It was a lovely setting for a yoga teacher training workshop: Meadows of flowering trees sloped to a view of a lake nestled in the mountains. The weather hinted of summer. And each meal offered a plethora of fresh bread and colorful casseroles. I’d been robbed.
No, my camera didn’t go missing and I still have my wallet. Non-stealing, or asteya, is the third yama of yoga, and in a roomful of yoga instructors, there was no one who’d snatch the keys to someone else’s car.
Something more basic was lacking from the session: a spiritual component. Even though the smell of apple blossoms, the morning mist rising off the water, the warm sun, the sweet and tangy tastes at dinner all filled my senses, I found little that was insightful, that spoke to me and my daily practice, that I could apply to living my yoga.
Why was the teacher missing the mark? Where were the “aha” moments? How come I still dove deep inside when one of the assistants quietly commented on my tremor? She did so in a caring way, wanting to be sure I was safe in a pose. Still, I recoiled, turned inward. All the scenery and fresh fruit surrounding me couldn’t change the challenges of Parkinson’s.

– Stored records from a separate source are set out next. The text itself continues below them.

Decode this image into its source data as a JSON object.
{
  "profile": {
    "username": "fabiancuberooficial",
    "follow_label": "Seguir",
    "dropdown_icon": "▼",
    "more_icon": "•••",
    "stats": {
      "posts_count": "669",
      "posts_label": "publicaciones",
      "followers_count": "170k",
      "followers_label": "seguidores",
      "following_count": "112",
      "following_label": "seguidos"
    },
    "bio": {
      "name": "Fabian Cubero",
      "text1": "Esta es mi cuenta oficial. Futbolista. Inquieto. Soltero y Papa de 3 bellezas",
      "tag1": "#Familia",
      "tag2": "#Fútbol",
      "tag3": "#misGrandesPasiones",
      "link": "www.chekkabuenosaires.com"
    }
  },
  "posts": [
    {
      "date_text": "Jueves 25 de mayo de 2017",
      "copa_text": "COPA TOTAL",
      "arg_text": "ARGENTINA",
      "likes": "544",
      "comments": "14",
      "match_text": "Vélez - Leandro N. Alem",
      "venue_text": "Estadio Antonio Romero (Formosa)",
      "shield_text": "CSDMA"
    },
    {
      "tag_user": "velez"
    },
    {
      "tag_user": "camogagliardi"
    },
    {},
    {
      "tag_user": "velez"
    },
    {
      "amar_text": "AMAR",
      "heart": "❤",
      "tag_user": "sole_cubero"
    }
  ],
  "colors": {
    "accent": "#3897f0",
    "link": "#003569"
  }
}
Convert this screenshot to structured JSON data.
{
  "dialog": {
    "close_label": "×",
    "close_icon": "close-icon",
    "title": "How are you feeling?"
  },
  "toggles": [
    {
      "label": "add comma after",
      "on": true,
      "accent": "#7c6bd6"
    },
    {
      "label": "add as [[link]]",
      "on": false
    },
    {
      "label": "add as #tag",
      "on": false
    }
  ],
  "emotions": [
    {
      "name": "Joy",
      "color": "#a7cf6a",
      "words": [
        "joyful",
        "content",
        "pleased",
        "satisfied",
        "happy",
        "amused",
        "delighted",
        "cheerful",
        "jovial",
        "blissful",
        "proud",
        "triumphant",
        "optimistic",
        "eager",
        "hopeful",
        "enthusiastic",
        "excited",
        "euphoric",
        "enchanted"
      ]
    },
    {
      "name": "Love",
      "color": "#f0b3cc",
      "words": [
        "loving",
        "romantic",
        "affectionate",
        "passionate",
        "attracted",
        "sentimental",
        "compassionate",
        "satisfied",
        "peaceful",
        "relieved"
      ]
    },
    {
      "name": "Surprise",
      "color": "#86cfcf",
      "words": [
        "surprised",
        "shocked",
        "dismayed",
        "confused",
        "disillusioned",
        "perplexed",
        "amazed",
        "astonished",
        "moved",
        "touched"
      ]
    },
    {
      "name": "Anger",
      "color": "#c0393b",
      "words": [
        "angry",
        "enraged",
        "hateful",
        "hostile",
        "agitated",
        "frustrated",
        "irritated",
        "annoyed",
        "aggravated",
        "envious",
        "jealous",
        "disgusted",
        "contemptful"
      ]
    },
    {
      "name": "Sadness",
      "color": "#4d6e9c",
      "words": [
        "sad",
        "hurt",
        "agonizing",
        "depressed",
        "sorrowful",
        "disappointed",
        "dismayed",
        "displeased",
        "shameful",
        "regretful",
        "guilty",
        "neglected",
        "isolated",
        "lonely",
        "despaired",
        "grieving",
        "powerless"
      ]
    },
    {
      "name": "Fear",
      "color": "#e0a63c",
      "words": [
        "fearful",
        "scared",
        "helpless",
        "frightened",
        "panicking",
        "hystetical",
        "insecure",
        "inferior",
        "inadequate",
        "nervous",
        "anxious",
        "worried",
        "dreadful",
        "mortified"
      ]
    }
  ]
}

That about-face, that turning inward, showed me who was stealing. I was. Instead of tapping into my own spirituality, believing in what I know about yoga in my life, I was seeking understanding from outside myself, from the vistas, from the mouth of the teacher. I was looking for something I already had.
Your essay is insightful and beautiful. Thank You.